Love's Postman  (Love on Crutches)
  (Augustin Daly)
The Faith Healer
  (William Vaughn Moody)
Sun-Up
  (Lula Vollmer)
Fashion
  (Anna Cora Mowatt)
The City
  (Clyde Fitch)
Secret Service
  (William Gillette)
Metamora
  (John Augustus Stone)
Missouri Legend
  (E. B. Ginty)
The Scarecrow
  (Percy MacKaye)
Inheritors
  (Susan Glaspell)
The Melting Pot
  (Israel Zangwill)
The Octoroon
  (Dion Boucicault)
The Truth
  (Clyde Fitch)
André
  (William Dunlap)
Margaret Fleming
  (James A. Herne)
Nowadays
  (George Middleton)
The Pioneer: Five Short Plays by
  Eugene O'Neill
Under the Gaslight
  (Augustin Daly)
Power
  (Arthur Arendt)
Dodsworth
  (Sinclair Lewis's novel
   adapted by Sidney Howard

Adaptations
The O. Henry Conspiracy
  (Richard Grunn from O. Henry)
Washington Irving's Sketchbook
  (Frank Higgins & Rebecca Taylor
  from Washington Irving)
The Easiest Way
  (Ed Chemaly
  after Eugene Walter)
What Happened to Jones
  (David Zarko
  after George Broadhurst)
The Woman
  (David Zarko
  after William C. DeMille)
Xingu
  (Kimberly Wadsworth
  from Edith Wharton)
Herman Melville’s Moby-Dick
  (Christopher Moore
  from Herman Melville)
The Devil and Tom Walker
  (Anthony Pennino, Rob Kendt, and
   Yvonne Opffer Conybeare
   from Washington Irving)

New Plays, New York Premiers, and Translations
The Morality of Death
  (Robert Ruffin)
The Road to Damascus
  (Mary Ethel Schmidt)
History Lessons
  (David A. Zarko)
Salem
  (Alex Roe,
  inspired by Nathaniel Hawthorne)



Dom Juan
  (Molière; translated by Alex Roe)
Bacchus
  (Euripides; adapted by Alex Roe)
Time Apart
  (Alex Roe)
Children’s Crusader: Florence Kelley
   (Anthony P. Pennino)

Haunted
  (Alex Roe)
Denial
  (Peter Sagal)
Year One of the Empire
  (Elinor Fuchs and Joyce Antler)
East Village Plays
Alphabet City 1, 2, 3, 4, 5, and 6
49 Solo performances derived
from interviews with local residents

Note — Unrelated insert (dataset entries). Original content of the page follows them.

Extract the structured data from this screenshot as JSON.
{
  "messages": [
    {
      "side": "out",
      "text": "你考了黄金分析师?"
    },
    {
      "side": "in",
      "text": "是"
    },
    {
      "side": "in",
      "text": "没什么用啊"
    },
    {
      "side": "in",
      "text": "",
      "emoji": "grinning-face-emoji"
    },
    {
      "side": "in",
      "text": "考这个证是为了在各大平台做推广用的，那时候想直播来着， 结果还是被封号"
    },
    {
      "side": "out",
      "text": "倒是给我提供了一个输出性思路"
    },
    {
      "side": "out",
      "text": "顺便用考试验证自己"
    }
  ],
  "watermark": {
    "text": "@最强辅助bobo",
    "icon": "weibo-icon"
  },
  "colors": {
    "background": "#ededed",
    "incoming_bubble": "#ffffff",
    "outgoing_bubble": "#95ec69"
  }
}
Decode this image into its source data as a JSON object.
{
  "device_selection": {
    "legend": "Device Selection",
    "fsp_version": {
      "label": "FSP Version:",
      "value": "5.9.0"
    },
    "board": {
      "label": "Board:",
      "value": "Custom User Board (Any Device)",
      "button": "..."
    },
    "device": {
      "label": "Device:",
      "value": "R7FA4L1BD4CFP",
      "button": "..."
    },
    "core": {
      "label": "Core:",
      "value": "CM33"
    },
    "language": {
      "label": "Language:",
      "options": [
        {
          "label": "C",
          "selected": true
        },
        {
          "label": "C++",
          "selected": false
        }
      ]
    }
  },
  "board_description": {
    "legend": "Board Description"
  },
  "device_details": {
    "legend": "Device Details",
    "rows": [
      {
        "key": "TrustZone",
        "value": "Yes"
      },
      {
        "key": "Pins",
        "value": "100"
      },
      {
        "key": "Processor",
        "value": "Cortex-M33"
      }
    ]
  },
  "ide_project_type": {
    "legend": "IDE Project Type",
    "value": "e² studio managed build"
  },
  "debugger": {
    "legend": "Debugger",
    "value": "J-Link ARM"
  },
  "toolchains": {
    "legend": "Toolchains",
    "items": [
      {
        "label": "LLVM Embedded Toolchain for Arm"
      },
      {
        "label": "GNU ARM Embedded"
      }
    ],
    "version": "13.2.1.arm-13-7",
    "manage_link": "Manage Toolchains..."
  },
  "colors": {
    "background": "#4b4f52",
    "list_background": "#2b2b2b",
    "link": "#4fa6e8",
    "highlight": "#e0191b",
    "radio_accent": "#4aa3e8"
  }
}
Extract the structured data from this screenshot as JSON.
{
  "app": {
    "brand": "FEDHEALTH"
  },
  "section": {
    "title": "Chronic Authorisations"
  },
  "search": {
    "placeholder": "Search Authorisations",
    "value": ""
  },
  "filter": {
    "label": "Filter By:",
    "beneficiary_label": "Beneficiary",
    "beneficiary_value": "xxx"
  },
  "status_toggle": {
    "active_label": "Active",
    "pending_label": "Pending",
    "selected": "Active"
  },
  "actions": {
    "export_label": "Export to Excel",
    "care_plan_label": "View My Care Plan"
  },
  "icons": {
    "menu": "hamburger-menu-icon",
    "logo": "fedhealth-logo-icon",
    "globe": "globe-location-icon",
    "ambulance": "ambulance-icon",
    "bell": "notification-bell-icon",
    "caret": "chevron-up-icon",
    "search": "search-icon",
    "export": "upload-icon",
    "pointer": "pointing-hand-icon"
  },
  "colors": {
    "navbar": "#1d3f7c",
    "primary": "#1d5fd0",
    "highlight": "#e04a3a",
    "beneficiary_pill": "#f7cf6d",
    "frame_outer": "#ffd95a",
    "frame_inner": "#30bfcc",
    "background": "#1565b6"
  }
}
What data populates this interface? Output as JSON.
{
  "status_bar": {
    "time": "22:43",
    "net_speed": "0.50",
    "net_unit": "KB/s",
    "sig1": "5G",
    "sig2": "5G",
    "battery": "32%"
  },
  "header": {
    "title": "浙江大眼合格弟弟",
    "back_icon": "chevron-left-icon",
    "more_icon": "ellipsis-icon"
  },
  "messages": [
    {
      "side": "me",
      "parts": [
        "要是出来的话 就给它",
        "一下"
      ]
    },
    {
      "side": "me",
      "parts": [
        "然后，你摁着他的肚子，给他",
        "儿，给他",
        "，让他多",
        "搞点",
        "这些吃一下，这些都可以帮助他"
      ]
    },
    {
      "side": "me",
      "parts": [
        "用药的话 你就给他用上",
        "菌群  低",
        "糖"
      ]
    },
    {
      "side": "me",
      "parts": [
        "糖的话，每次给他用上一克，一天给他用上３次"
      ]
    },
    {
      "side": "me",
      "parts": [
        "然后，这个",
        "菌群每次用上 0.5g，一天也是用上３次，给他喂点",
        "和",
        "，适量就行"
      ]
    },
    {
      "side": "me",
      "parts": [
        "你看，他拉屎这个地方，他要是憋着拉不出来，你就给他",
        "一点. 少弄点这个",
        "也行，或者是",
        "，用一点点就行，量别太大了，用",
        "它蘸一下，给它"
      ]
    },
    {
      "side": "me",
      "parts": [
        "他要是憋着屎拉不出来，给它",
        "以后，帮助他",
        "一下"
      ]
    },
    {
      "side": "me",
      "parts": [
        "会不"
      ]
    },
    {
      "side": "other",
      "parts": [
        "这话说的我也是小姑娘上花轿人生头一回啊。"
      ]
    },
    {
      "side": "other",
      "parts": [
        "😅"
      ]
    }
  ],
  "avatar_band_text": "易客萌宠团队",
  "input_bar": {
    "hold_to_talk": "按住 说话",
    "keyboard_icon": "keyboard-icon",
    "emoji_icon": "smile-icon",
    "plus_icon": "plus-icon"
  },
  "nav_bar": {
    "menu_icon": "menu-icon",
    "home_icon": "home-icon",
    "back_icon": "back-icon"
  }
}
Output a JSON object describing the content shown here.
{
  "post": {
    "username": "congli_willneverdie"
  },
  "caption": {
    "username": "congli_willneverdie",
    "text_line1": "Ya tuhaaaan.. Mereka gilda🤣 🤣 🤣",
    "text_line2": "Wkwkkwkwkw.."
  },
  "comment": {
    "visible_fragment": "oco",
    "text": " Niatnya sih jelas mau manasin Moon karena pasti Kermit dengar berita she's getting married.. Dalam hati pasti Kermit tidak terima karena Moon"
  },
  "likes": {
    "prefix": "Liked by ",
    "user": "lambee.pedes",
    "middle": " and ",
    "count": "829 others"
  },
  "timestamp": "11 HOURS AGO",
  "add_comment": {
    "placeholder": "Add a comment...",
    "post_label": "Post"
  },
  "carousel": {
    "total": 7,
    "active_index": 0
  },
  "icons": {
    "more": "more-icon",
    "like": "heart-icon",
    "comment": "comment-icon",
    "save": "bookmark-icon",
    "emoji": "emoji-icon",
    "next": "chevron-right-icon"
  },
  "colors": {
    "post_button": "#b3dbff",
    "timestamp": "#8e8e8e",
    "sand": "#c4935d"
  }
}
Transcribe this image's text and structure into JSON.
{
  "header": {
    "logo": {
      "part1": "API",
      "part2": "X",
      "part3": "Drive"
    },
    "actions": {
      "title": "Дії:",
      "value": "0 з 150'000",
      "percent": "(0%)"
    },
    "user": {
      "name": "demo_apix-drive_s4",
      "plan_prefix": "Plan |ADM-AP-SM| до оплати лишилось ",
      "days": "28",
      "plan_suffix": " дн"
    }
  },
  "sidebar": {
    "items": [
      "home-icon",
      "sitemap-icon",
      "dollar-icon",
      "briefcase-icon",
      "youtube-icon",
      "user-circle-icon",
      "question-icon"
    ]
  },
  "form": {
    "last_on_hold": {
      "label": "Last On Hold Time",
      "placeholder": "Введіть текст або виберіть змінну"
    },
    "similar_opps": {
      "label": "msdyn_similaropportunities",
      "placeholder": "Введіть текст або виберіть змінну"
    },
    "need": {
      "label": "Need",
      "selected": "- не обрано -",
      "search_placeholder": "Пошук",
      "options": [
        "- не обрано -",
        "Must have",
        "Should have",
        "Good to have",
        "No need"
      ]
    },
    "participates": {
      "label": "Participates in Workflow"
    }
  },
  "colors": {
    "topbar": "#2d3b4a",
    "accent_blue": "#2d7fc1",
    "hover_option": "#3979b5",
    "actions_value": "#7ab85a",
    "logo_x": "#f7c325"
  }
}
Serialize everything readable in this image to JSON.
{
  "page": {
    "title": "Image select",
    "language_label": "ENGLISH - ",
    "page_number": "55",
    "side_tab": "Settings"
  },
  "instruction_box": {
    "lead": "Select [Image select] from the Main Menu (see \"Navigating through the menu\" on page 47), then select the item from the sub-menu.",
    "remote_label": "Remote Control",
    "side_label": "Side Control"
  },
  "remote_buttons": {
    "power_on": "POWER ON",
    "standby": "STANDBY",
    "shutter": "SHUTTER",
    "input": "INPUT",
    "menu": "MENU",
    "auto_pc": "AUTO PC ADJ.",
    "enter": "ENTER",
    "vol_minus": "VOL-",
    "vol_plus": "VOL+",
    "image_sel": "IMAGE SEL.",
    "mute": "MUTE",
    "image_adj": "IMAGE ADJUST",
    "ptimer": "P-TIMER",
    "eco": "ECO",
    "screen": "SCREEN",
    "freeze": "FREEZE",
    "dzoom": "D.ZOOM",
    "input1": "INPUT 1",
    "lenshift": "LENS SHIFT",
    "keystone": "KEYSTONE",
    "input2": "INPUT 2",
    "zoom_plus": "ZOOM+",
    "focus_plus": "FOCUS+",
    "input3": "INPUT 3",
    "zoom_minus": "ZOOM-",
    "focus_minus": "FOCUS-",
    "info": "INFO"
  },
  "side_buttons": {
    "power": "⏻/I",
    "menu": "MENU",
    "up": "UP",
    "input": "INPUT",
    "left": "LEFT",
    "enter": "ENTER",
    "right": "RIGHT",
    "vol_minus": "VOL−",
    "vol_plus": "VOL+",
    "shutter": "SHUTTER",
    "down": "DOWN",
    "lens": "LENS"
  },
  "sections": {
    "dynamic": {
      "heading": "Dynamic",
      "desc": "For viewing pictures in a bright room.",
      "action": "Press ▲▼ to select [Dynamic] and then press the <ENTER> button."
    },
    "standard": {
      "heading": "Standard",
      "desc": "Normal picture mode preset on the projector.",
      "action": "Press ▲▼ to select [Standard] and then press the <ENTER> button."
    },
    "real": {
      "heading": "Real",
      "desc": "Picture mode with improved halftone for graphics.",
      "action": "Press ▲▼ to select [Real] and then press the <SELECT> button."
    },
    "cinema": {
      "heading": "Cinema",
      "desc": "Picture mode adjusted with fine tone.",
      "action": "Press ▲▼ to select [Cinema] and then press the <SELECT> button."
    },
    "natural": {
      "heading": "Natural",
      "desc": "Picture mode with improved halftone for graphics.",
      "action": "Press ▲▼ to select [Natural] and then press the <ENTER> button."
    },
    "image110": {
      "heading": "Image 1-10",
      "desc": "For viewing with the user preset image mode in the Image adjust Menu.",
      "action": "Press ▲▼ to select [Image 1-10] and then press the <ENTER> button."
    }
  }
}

 East Village Chronicles
(Volumes 1, 2, 3, 4, 5 and 6)
50 Short plays inspired by East Village history